There are many aspects of sales effectiveness from individual skills to management coaching. The research focussed on one element only – the way sales people planned their sales visits and could explain the purpose of a call i.e. they defined why they were conducting the visit. Where salespeople are asked to record the call’s purpose. The research looked at the difference between a “territory call”, where the salesperson dropped in to see the customer without an agenda, and a planned call with a defined purpose and pre-agreed agenda. Unplanned calls generated a 23% conversion. However, where a definite goal was agreed, the conversion ratio improved to 68%.
Pulling the right levers can have a measurable impact on the result.
Increasing activity levels is probably the fastest way to have an impact.
Changing the concentration of effort can have a significant effect on conversion ratios and average value.
Improving individual and team effectiveness carries across to improved conversion ratios and (not covered in this piece of research) margins, share of wallet and order value.
Interestingly the data was a much better analyser of a “good” sales call than the opinion of the individual salesperson. Salespeople were asked their view of whether the sales call had gone well, badly or ‘no comment’. The calls perceived by the salesperson as positive saw a conversion ratio of 27% while those that were not perceived as positive achieved a 20% conversion. There is not much correlation between a call perceived as positive and one perceived as neutral or negative. Opinion will give you some indication, but when you compare what opinion tells you and what data tells you, then data-based decision making clearly is more effective. The conclusion is clear; if you don’t have this level of data, then you’re putting money into your salesforce to operate in the dark

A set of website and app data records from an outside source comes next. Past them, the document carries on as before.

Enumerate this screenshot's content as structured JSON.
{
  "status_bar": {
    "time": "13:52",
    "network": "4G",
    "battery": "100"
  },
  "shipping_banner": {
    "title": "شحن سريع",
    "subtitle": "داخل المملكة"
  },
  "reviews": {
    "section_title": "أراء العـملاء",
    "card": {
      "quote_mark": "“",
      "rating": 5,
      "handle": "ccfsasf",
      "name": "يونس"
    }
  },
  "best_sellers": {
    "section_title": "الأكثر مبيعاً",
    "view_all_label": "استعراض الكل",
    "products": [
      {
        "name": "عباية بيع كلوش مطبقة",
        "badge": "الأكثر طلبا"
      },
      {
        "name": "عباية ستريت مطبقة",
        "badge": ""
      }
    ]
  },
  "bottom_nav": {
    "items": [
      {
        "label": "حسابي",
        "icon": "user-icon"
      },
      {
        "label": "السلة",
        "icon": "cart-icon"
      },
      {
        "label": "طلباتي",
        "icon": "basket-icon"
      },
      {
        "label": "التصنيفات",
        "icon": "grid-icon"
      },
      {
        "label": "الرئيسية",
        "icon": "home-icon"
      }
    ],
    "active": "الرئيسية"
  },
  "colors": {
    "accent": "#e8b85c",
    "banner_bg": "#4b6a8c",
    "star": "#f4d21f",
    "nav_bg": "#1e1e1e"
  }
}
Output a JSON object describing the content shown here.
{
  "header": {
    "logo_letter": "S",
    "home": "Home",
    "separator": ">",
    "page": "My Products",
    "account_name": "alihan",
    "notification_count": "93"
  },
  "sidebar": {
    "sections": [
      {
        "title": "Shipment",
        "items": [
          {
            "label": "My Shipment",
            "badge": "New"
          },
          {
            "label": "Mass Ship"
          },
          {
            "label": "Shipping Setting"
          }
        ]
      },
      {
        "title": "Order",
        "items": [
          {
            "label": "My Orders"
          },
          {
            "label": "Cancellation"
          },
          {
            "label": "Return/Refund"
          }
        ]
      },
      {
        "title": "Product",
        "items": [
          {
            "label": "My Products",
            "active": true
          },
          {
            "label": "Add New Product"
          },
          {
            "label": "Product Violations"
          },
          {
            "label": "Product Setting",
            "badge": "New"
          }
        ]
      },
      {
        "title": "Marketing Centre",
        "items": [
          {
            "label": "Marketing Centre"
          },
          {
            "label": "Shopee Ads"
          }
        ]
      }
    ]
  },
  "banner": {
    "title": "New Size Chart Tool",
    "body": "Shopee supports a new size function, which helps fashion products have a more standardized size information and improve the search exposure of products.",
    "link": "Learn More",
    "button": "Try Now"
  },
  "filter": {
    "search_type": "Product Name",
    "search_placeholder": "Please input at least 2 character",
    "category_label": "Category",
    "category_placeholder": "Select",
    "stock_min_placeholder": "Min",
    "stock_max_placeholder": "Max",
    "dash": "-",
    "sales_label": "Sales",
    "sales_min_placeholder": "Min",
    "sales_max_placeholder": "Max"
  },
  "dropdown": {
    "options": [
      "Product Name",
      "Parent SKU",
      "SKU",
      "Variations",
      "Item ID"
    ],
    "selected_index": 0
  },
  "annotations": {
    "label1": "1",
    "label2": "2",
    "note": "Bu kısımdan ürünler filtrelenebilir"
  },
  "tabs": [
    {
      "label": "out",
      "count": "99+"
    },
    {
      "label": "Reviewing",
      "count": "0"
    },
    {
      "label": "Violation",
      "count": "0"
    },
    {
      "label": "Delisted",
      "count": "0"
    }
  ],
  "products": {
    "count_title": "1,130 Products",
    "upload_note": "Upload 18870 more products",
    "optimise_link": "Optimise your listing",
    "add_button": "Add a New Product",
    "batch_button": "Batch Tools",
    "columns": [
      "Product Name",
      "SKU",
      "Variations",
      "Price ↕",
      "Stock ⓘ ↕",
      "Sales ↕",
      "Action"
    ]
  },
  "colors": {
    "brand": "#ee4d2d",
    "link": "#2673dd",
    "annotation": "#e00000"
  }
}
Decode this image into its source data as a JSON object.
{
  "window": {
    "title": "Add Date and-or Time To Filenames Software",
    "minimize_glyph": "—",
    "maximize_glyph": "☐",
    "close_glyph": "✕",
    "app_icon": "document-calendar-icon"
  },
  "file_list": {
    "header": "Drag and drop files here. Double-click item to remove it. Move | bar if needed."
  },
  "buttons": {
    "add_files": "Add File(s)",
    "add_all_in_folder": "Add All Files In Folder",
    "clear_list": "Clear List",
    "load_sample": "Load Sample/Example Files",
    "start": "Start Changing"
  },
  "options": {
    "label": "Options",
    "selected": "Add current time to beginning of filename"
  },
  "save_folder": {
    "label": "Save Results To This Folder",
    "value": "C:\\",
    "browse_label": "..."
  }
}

Every aspect of the sales operation can be measured and quantified to drive insight that can transform the effectiveness of sales teams and accelerate the growth of the business.
SalesWisdom, the thought leadership and analytics division of SalesFitnessGroup recognises the importance of independent research and working with Universities to further our mission of supporting professional sales and the integrity of our insights and results – expect more in future newsletters.